Health Vagina Sex Periods Std Feminism
Molly Longest / Her Campus
This article is written by a student writer from the Her Campus at Nottingham chapter.

Writing on difficult subjects is always easier with a tea in hand. For this week, I’ve gone for a “Dirty” Chai, which seems rather fitting for this week’s chat on sexual health.


Disclaimer: I could not be further from a healthcare professional and am in no way qualified to give medical advice, but, as a 21-year-old student, I do have a certain amount of experience in the STIgmas surrounding sexual health.


Most people like sex. Some people like to talk about sex.

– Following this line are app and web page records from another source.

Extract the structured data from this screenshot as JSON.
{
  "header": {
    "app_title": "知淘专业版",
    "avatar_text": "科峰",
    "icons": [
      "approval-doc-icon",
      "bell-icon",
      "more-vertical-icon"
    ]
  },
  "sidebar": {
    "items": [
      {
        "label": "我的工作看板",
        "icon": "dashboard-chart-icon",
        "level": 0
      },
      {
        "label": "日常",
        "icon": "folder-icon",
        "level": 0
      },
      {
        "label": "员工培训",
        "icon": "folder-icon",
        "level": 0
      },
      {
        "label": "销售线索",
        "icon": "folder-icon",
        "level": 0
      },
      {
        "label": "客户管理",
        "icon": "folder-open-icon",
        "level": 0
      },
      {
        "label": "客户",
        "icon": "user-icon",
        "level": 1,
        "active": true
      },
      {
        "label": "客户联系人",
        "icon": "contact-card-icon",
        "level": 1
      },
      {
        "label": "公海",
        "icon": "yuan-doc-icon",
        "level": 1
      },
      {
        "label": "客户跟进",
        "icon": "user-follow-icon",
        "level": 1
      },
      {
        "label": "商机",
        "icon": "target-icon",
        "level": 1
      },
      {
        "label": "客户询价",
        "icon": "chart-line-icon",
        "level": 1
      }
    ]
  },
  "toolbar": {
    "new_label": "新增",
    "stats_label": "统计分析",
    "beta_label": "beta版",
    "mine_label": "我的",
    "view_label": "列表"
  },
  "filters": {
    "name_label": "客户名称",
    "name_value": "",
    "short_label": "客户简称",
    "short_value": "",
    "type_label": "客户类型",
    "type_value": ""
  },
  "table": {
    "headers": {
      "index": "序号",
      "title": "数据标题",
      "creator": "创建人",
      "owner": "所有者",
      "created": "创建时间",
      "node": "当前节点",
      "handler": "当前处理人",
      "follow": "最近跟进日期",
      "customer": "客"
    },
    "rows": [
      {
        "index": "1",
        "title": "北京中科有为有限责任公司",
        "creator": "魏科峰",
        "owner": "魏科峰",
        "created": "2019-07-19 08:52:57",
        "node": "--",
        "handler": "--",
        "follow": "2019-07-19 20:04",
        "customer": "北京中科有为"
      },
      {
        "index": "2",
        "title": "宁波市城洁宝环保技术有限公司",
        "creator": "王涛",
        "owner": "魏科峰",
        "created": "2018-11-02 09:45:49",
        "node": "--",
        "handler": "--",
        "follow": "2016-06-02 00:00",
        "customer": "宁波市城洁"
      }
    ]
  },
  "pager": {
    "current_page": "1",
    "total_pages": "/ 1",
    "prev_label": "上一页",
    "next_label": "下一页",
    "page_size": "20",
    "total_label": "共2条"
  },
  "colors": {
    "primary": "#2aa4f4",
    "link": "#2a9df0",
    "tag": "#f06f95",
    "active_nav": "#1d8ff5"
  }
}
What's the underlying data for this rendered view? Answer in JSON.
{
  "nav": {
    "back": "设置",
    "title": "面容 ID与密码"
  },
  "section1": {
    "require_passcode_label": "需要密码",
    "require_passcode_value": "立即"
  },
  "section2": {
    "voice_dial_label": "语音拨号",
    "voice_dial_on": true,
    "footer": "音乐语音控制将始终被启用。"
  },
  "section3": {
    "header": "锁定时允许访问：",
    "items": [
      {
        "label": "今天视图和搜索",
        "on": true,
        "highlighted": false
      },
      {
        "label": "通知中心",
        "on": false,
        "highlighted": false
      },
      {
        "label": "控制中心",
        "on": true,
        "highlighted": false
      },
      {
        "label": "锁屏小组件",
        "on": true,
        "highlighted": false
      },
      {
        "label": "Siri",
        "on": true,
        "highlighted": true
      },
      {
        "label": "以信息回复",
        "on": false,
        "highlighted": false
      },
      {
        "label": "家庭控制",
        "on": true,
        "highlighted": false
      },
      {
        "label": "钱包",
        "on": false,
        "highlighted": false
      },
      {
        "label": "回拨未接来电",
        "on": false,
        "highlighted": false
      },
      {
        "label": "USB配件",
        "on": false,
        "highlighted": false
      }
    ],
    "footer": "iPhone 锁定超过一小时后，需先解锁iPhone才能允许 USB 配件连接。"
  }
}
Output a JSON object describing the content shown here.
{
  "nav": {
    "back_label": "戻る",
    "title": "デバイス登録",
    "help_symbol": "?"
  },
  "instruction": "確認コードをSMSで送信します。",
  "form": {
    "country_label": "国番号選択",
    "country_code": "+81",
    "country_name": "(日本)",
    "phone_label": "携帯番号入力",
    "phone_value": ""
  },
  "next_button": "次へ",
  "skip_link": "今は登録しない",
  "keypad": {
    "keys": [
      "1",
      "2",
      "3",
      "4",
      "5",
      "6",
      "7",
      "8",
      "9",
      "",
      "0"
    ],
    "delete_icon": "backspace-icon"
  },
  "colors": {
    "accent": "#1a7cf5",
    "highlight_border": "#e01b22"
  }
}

Few people like to talk about sexual health and STIs. Sexually Transmitted Infections are kind of inevitable and incredibly common if you’re having unprotected, regular sex with multiple partners. Some people get lucky, and brag about the fact they have never had an STI yet don’t use a condom. Well good for them. But quite frankly, it’s a risk that shouldn’t be taken.


There are many different types of STI, some of which I (shamefully) had never even heard of before. You’ve got your Chlamydia, Gonorroea, Syphilis, Herpes…the standards which get taught in Sex Ed at school. There is also Genital Warts, HIV and Trichomoniasis (a new one to add to the vocabulary). Basically, it’s not as simple as “if you have unprotected sex you could get pregnant or get chlamydia” –  which I distinctly remember being told in our Year 10 PSHE lessons.  


At school, STIs were spoken about like they’re the plague and only “bad” people get them. This is simply not true, and it isn’t true about the people who get them either. The stigmatisation that people who have STIs are “dirty” or “get around too much” needs to end. ASAP. 


I think as my generation has grown up, we have realised and become more accepting that STIs aren’t the be all and end all, and that they in no way reflect who you are as an individual. That being said, the importance of looking after your sexual health still takes a backseat for some people, and the thought of going to your GP or sexual health clinic still inflicts fear and shame. It has been made even easier to check yourself for STIs with things like at home test kits, offered by our wonderful (and must be protected at ALL costs) NHS. University Health Services are catered to and expect students to need advice and medical assistance with STIs. 


As with most things’ health related, the sooner you get an STI diagnosed, the better. Left untreated, some can have quite dangerous and devastating effects. This just further emphasises how we still need to talk more about sexual health and get rid of some of the dangerous taboos which stop people from getting checked in the first place. Our bodies deserve the best chance of fighting infections, so don’t let some backwards and inaccurate perceptions of STIs affect your health.


Follow @NUHsexualhealth on Twitter for information about services in Nottingham. 


… And find out even more information here:




Emily Hall

Nottingham '20

3rd year English student from University of Nottingham.